- Do you have a tendency to place excessive demands on yourself and other people?
- Do you have a tendency to attach your self worth to the accomplishment of a task?
- Is nothing ever good enough?
All of these characteristics create a volatile environment, where you strive to look good instead of creating an environment of sustainability and doing good.
The positives of perfection
Research shows there is a correlation between your performance and this style of behaviour. Your performance will be volatile, which will affect your ability to resolve conflict. You’ll also be competitive, constantly trying to be better, faster, quicker, and smarter than anybody else in the room.

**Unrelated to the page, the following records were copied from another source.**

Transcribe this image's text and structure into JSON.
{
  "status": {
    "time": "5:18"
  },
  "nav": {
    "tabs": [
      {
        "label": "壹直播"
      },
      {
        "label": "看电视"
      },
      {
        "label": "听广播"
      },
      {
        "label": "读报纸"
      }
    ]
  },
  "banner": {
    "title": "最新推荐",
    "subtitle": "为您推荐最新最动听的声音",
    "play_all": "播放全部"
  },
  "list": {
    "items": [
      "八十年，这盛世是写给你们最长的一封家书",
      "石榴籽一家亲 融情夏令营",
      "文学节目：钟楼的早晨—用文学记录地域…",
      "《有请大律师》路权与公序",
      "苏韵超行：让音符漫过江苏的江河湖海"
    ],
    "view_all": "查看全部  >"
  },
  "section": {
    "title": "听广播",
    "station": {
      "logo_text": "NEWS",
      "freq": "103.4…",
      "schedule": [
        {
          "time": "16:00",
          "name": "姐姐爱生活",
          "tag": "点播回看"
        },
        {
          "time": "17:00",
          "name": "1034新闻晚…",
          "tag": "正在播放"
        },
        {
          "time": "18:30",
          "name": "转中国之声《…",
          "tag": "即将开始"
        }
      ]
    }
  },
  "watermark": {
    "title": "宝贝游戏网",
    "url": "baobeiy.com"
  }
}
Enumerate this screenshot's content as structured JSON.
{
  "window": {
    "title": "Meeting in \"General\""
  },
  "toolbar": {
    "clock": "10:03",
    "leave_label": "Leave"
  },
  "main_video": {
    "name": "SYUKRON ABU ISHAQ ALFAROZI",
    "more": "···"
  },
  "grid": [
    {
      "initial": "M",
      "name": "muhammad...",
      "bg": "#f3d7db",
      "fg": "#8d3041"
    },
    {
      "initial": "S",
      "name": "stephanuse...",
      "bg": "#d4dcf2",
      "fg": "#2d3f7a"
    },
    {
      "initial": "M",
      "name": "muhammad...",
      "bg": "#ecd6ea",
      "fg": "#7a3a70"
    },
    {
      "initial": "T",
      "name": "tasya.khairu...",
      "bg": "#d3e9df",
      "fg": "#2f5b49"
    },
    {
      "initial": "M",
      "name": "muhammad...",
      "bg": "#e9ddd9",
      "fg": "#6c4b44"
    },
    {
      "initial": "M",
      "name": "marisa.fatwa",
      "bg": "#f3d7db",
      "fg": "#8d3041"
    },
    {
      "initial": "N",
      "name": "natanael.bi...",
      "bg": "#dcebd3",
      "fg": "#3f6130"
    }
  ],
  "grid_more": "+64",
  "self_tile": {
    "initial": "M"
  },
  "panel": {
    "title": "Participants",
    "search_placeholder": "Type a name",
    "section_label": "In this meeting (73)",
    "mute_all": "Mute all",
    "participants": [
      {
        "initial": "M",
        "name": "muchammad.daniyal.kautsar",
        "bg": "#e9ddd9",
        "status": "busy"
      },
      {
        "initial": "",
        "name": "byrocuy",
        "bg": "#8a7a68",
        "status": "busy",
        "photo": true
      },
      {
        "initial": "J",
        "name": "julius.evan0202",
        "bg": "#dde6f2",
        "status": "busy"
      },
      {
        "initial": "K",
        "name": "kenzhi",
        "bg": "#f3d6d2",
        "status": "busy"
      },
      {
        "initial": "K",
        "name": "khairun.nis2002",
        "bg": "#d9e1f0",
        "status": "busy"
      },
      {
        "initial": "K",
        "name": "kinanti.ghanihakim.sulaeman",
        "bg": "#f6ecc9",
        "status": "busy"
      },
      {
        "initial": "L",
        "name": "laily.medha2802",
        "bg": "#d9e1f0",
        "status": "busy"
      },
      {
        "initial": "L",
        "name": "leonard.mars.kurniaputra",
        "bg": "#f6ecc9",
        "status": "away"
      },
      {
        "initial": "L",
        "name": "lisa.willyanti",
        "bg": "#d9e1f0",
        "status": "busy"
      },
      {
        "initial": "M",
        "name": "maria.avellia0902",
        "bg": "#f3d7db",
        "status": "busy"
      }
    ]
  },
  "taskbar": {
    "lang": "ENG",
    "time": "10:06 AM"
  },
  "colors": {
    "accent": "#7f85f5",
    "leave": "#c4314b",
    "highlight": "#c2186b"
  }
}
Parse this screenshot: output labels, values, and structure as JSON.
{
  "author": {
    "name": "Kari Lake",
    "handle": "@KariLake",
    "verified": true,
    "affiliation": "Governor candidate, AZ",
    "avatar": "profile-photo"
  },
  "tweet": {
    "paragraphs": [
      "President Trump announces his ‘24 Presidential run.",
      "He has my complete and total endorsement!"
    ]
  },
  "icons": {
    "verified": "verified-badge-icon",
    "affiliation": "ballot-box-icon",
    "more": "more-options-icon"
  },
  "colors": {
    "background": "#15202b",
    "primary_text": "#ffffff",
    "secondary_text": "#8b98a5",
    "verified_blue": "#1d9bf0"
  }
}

That kind of thinking will reduce your ability to share information and have a fruitful collaborative working relationship with people because you’ll always be competing. As a result, you’ll likely be more reactive as opposed to proactive and interactive.
Having said that, there is a positive correlation between salary and perfectionist behaviour, because some people really consider it to be a good thing, especially if you're managing someone who’s a doer, like a technician or a researcher.
Work on yourself and your relationships
So how can you change this behaviour? First of all you have to recognise that you do have it. If you have a degree of wanting to attain a good result, don't mistake that for perfectionism because perfectionism is always the absolute best result, it's not ‘the best that I can do given the circumstances or resources’.
And remember, the main goal for a perfectionist is not wanting to make a mistake. If you are successful you are going to achieve the goal, rather than just focusing on not making a mistake .
Secondly, you need to be able to understand the origin of your perfectionism and develop an awareness around what you think it gives you and what the benefits are.
The other thing you can do is catch yourself when you use the words "should", "would” and "must" in your speech. You can ask other people, like your partner, to check in and tell you when you’re using those words.
Another thing you can change is your perception that your work is your worth. It’s not. You are worthy because you are here. Circumstances will change, standards will change, and expectations of people will change.
Following on from that, you can learn to alter your standards. Perfectionists tend to spend an excessive amount of time in the detail that doesn't really yield. It’s also important not be as hard on yourself and less demanding of others.
One way you can catch yourself is your self talk. The quality of your self talk is absolutely going to determine the quality and effectiveness of your behaviours, so we recommend talking to yourself like you would a 12 year old son or daughter, affirming and clear.
Lastly, you can devote time to developing better relationships at work. If you're a people leader, think about the way respond to your team and experiment with it.
If you really want to improve your performance as a people leader, you should learn to delegate. It demonstrates that you trust your team, that you have respect, and gives you a chance to connect. In turn, people will feel able to report to you, to grow and to develop themselves, which is your job as a people leader.
Separating satisfaction from perfection
Bearing all of that in mind, here’s an activity you can try so you can learn to separate satisfaction from perfection.
Write down a list of activities you do in your daily life. It could be gardening, swimming, reading, etc. Now, rate them from 1-100 according to the satisfaction you feel when the activity is completed. Then score each of them again from 1-100 according to how well you do them.
Is there a correlation? Do you derive the most satisfaction doing a particular thing that you're not absolutely the best at?
If you can alter your behaviour and learn to be more flexible in your strive for perfection, you can lead a more balanced life. You’ll have more time for fun and relaxation, and who doesn’t want that?
Learning to accept failure and learn from it will also serve you well. ‘Falling forward’ means you’ll get a sense of relief from recognising that no one ever is, or will ever be, perfect. We're imperfectly perfect.